GRAND RAPIDS, Mich. (Oct. 31, 2018) -- Removing the appendix early in life reduces the risk of developing Parkinson's disease by 19 to 25 percent, according to the largest and most comprehensive study of its kind, published today in Science Translational Medicine.
The findings also solidify the role of the gut and immune system in the genesis of the disease, and reveal that the appendix acts as a major reservoir for abnormally folded alpha-synuclein proteins, which are closely linked to Parkinson's onset and progression.
"Our results point to the appendix as a site of origin for Parkinson's and provide a path forward for devising new treatment strategies that leverage the gastrointestinal tract's role in the development of the disease," said Viviane Labrie, Ph.D., an assistant professor at Van Andel Research Institute (VARI) and senior author of the study. "Despite having a reputation as largely unnecessary, the appendix actually plays a major part in our immune systems, in regulating the makeup of our gut bacteria and now, as shown by our work, in Parkinson's disease."
The reduced risk for Parkinson's was only apparent when the appendix and the alpha-synuclein contained within it were removed early in life, years before the onset of Parkinson's, suggesting that the appendix may be involved in disease initiation. Removal of the appendix after the disease process starts, however, had no effect on disease progression.
In a general population, people who had an appendectomy were 19 percent less likely to develop Parkinson's. This effect was magnified in people who live in rural areas, with appendectomies resulting in a 25 percent reduction in disease risk. Parkinson's often is more prevalent in rural populations, a trend that has been associated with increased exposure to pesticides.
The study also demonstrated that appendectomy can delay disease progression in people who go on to develop Parkinson's, pushing back diagnosis by an average of 3.6 years. Because there are no definitive tests for Parkinson's, people often are diagnosed after motor symptoms such as tremor or rigidity arise. By then, the disease typically is quite advanced, with significant damage to the area of the brain that regulates voluntary movement.
Conversely, appendectomies had no apparent benefit in people whose disease was linked to genetic mutations passed down through their families, a group that comprises fewer than 10 percent of cases.
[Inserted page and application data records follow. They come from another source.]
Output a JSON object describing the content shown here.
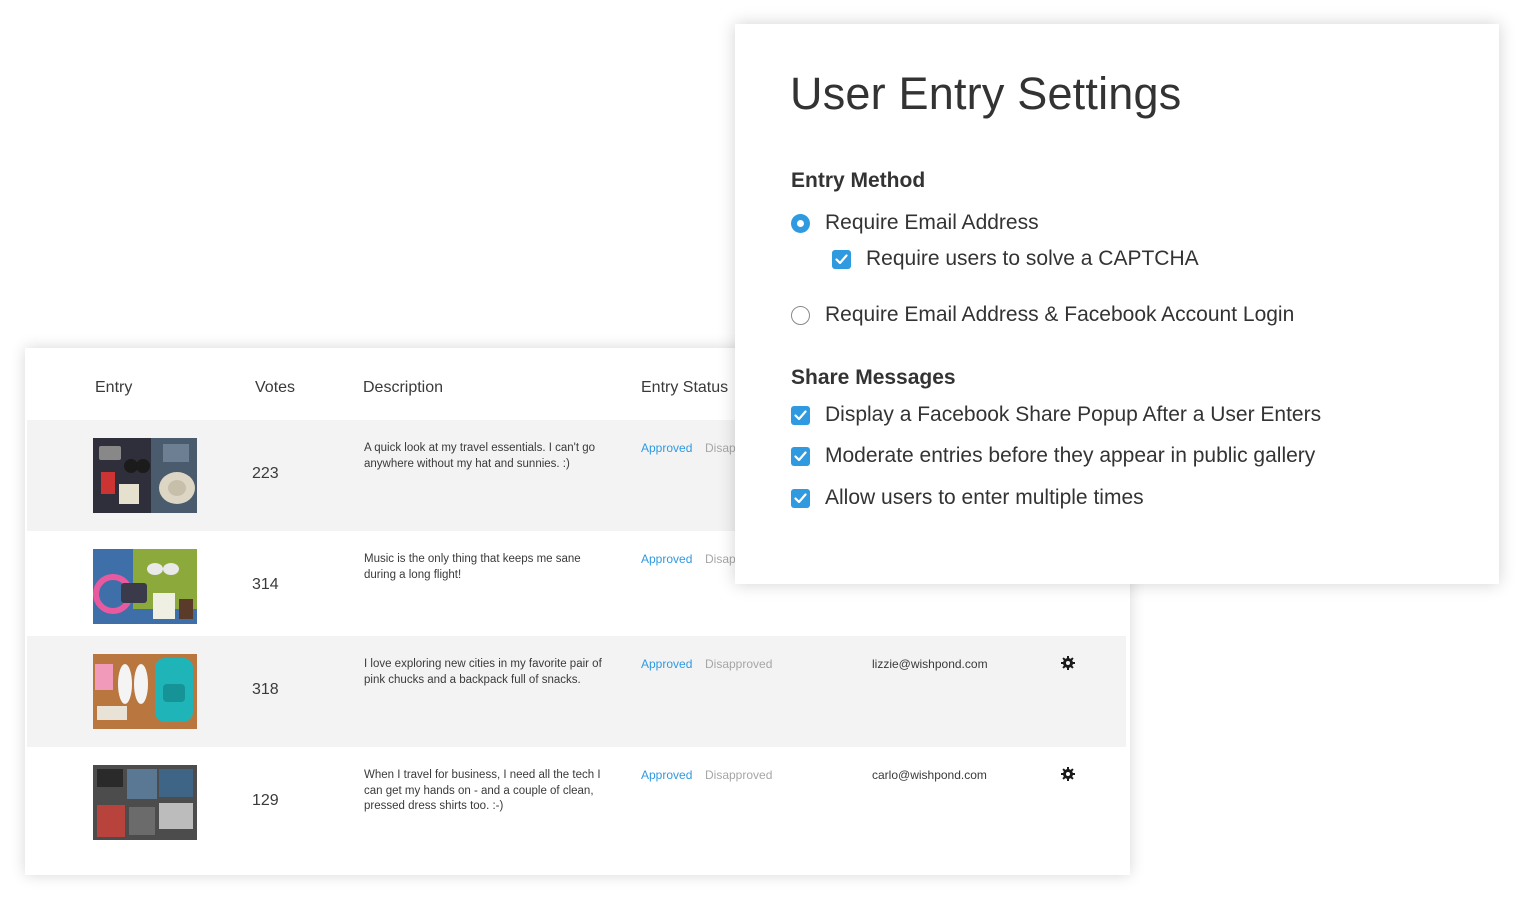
{
  "table": {
    "headers": {
      "entry": "Entry",
      "votes": "Votes",
      "description": "Description",
      "status": "Entry Status"
    },
    "rows": [
      {
        "votes": "223",
        "description": "A quick look at my travel essentials. I can't go anywhere without my hat and sunnies. :)",
        "approved": "Approved",
        "disapproved": "Disapp",
        "email": "",
        "photo": "travel-essentials-photo"
      },
      {
        "votes": "314",
        "description": "Music is the only thing that keeps me sane during a long flight!",
        "approved": "Approved",
        "disapproved": "Disap",
        "email": "",
        "photo": "headphones-photo"
      },
      {
        "votes": "318",
        "description": "I love exploring new cities in my favorite pair of pink chucks and a backpack full of snacks.",
        "approved": "Approved",
        "disapproved": "Disapproved",
        "email": "lizzie@wishpond.com",
        "photo": "backpack-photo"
      },
      {
        "votes": "129",
        "description": "When I travel for business, I need all the tech I can get my hands on - and a couple of clean, pressed dress shirts too. :-)",
        "approved": "Approved",
        "disapproved": "Disapproved",
        "email": "carlo@wishpond.com",
        "photo": "business-travel-photo"
      }
    ]
  },
  "settings": {
    "title": "User Entry Settings",
    "entry_method": {
      "heading": "Entry Method",
      "option_email": "Require Email Address",
      "option_captcha": "Require users to solve a CAPTCHA",
      "option_facebook": "Require Email Address & Facebook Account Login",
      "selected": "Require Email Address",
      "captcha_checked": true
    },
    "share_messages": {
      "heading": "Share Messages",
      "options": [
        {
          "label": "Display a Facebook Share Popup After a User Enters",
          "checked": true
        },
        {
          "label": "Moderate entries before they appear in public gallery",
          "checked": true
        },
        {
          "label": "Allow users to enter multiple times",
          "checked": true
        }
      ]
    }
  },
  "colors": {
    "accent": "#2f9ae0",
    "row_shade": "#f3f3f3",
    "muted": "#a6a6a6"
  }
}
"Our findings today add a new layer to our understanding of this incredibly complex disease," said Bryan Killinger, Ph.D., the study's first author and a postdoctoral fellow in Labrie's laboratory. "We have shown that the appendix is a hub for the accumulation of clumped forms of alpha-synuclein proteins, which are implicated in Parkinson's disease. This knowledge will be invaluable as we explore new prevention and treatment strategies."
Labrie and her team also found clumps of alpha-synuclein in the appendixes of healthy people of all ages as well as people with Parkinson's, raising new questions about the mechanisms that give rise to the disease and propel its progression. Clumped alpha-synuclein is considered to be a key hallmark of Parkinson's; previously, it was thought to only be present in people with the disease.
"We were surprised that pathogenic forms of alpha-synuclein were so pervasive in the appendixes of people both with and without Parkinson's. It appears that these aggregates -- although toxic when in the brain -- are quite normal when in the appendix. This clearly suggests their presence alone cannot be the cause of the disease," Labrie said. "Parkinson's is relatively rare -- less than 1 percent of the population -- so there has to be some other mechanism or confluence of events that allows the appendix to affect Parkinson's risk. That's what we plan to look at next; which factor or factors tip the scale in favor of Parkinson's?"
Data for the study were gleaned from an in-depth characterization and visualization of alpha-synuclein forms in the appendix, which bore a remarkable resemblance to those found in the Parkinson's disease brain, as well as analyses of two large health-record databases. The first dataset was garnered from the Swedish National Patient Registry, a one-of-a-kind database that contains de-identified medical diagnoses and surgical histories for the Swedish population beginning in 1964, and Statistics Sweden, a Swedish governmental agency responsible for official national statistics. The team at VARI collaborated with researchers at Lund University, Sweden, to comb through records for 1,698,000 people followed up to 52 years, a total of nearly 92 million person-years. The second dataset was from the Parkinson's Progression Marker Initiative (PPMI), which includes details about patient diagnosis, age of onset, demographics and genetic information.
In all, this study involved scientists from Van Andel Research Institute, Northwestern University, Lund University and Michigan State University. In addition to Labrie and Killinger, authors include Zachary Madaj, M.S., Alec J. Haas, Yamini Vepa, Patrik Brundin, M.D., Ph.D., and Lena Brundin, M.D., Ph.D., of VARI; Jacek W. Sikora, Ph.D., and Paul M. Thomas, Ph.D., of the Proteomics Center of Excellence at Northwestern University; Nolwen Rey, Ph.D., of Paris-Saclay Institute of Neuroscience; Daniel Lindqvist, M.D., Ph.D., of Lund University; and Honglei Chen, M.D., Ph.D., of Michigan State University.